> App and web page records
==*==
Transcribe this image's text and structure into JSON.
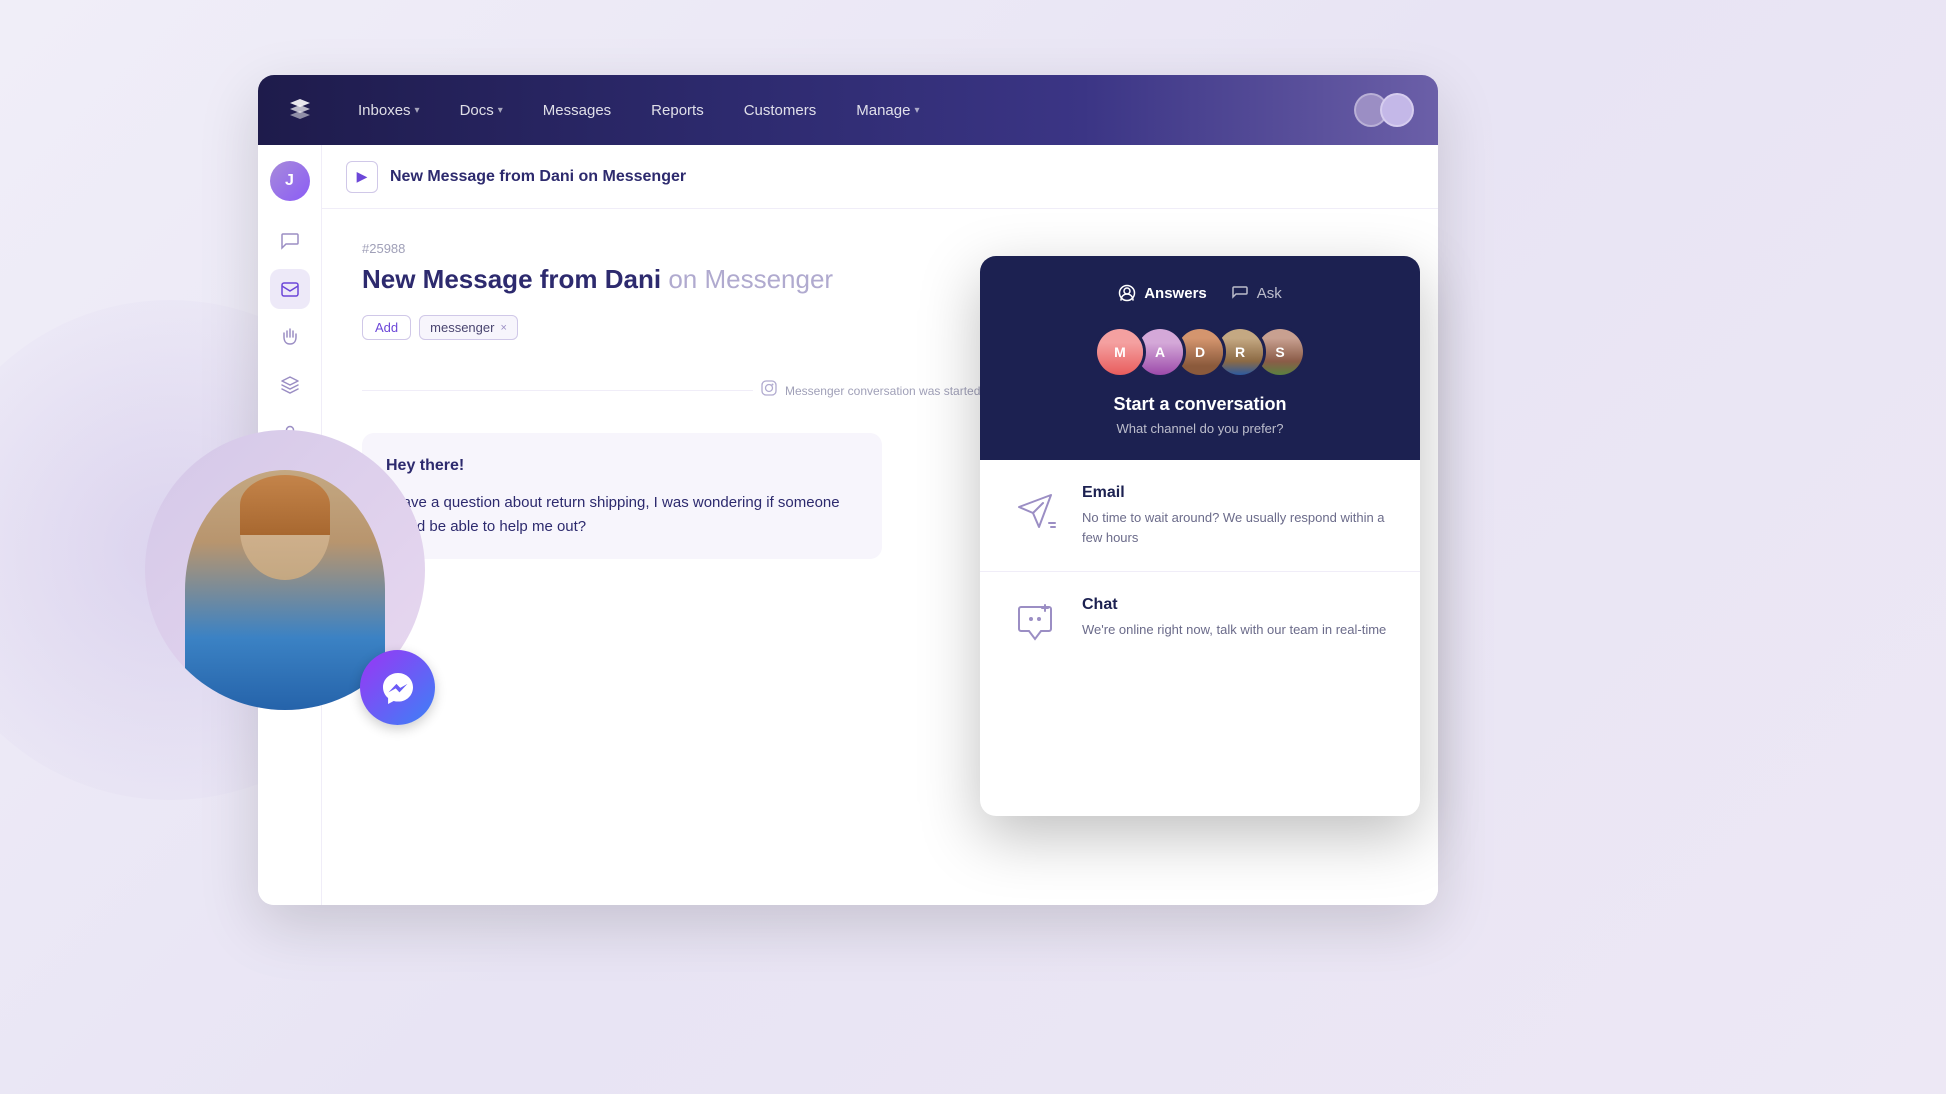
{
  "nav": {
    "logo_alt": "App Logo",
    "items": [
      {
        "label": "Inboxes",
        "has_dropdown": true
      },
      {
        "label": "Docs",
        "has_dropdown": true
      },
      {
        "label": "Messages",
        "has_dropdown": false
      },
      {
        "label": "Reports",
        "has_dropdown": false
      },
      {
        "label": "Customers",
        "has_dropdown": false
      },
      {
        "label": "Manage",
        "has_dropdown": true
      }
    ]
  },
  "sidebar": {
    "avatar_letter": "J",
    "icons": [
      {
        "name": "chat-icon",
        "symbol": "💬",
        "active": false
      },
      {
        "name": "inbox-icon",
        "symbol": "✉️",
        "active": true
      },
      {
        "name": "hand-icon",
        "symbol": "✋",
        "active": false
      },
      {
        "name": "layers-icon",
        "symbol": "🗂️",
        "active": false
      },
      {
        "name": "user-icon",
        "symbol": "👤",
        "active": false
      }
    ]
  },
  "conversation": {
    "toggle_label": "▶",
    "header_title": "New Message from Dani on Messenger",
    "id": "#25988",
    "subject_bold": "New Message from Dani",
    "subject_muted": "on Messenger",
    "tags": [
      "messenger"
    ],
    "add_tag_label": "Add",
    "divider_text": "Messenger conversation was started via",
    "messages": [
      {
        "greeting": "Hey there!",
        "body": "I have a question about return shipping, I was wondering if someone would be able to help me out?"
      }
    ]
  },
  "widget": {
    "answers_label": "Answers",
    "ask_label": "Ask",
    "start_title": "Start a conversation",
    "start_subtitle": "What channel do you prefer?",
    "channels": [
      {
        "name": "email",
        "title": "Email",
        "description": "No time to wait around? We usually respond within a few hours"
      },
      {
        "name": "chat",
        "title": "Chat",
        "description": "We're online right now, talk with our team in real-time"
      }
    ],
    "avatar_count": 5
  },
  "colors": {
    "brand_dark": "#1e1b4b",
    "brand_purple": "#6c47d8",
    "accent_light": "#ede9f8",
    "widget_bg": "#1c2151"
  }
}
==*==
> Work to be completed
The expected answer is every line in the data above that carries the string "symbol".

> Response below
        "symbol": "💬",
        "symbol": "✉️",
        "symbol": "✋",
        "symbol": "🗂️",
        "symbol": "👤",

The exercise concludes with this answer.